Russell Jones was supported by a Wool Industry Fund Scholarship for his undergraduate studies, Parke, Davis & Co for PhD studies, an NIH Postdoctoral Fellowship at Cornell University and a Ford Foundation Fellowship at the Institute of Zoology, Zoological Society of London. In 1972 he was appointed a foundation lecturer at the University of Newcastle where he established undergraduate courses and research in reproduction.

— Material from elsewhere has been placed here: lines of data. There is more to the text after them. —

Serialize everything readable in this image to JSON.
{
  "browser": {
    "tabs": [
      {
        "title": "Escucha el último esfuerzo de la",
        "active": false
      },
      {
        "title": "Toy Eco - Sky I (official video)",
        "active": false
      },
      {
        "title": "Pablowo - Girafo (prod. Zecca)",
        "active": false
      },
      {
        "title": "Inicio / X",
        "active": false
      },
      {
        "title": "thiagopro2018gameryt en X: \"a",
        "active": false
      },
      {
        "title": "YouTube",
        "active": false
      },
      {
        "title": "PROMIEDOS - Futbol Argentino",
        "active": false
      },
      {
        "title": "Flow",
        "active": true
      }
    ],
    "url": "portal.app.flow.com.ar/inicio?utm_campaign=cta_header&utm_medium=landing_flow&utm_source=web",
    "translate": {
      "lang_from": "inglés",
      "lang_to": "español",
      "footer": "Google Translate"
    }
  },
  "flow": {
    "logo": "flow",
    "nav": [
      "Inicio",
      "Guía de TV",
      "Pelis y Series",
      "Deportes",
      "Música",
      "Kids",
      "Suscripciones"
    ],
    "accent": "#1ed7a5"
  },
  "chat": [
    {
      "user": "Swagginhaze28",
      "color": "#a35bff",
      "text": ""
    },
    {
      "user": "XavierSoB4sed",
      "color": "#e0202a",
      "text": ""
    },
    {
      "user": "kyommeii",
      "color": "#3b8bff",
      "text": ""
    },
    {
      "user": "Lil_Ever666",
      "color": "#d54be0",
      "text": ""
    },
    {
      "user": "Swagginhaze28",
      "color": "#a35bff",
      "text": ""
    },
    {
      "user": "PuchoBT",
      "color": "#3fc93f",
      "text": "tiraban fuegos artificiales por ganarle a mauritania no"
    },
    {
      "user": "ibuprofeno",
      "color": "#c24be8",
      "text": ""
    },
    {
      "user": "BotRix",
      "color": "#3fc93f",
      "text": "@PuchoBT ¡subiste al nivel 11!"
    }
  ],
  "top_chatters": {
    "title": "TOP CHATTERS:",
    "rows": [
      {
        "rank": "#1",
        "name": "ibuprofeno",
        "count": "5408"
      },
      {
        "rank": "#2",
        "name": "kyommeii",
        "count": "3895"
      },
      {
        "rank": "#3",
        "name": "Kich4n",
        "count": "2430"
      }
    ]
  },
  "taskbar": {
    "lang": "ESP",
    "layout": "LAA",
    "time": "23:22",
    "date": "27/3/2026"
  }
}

Jones’s undergraduate studies examined methods for deep-freezing and inseminating ram semen. As part of the artificial breeding programme at the Institute of Zoology he resolved the ultrastructural damage to sperm during storage in vitro and the nature of changes to their membranes during epididymal maturation, and established methods for collecting and freezing semen from wild elephants. Research at Newcastle focused on the vertebrate epididymis, particularly to determine its role in sperm production for the wide variety of mating strategies. Ultrastructure and endocrine studies identified analogous regions of the epididymis of selected model animals (Port Jackson shark, platypus and echidna, tammar wallaby, African elephant, laboratory rat, mouse and rabbit and Japanese quail), and provided a modern interpretation of the evolution of the vertebrate epididymis, including the interpretation that it evolved as part of male strategies to achieve paternity in competitive mating systems. Studies on the rat with John Clulow demonstrated the importance of the efferent ducts in fluid and solute transport in the epididymis and mechanisms and control of the process.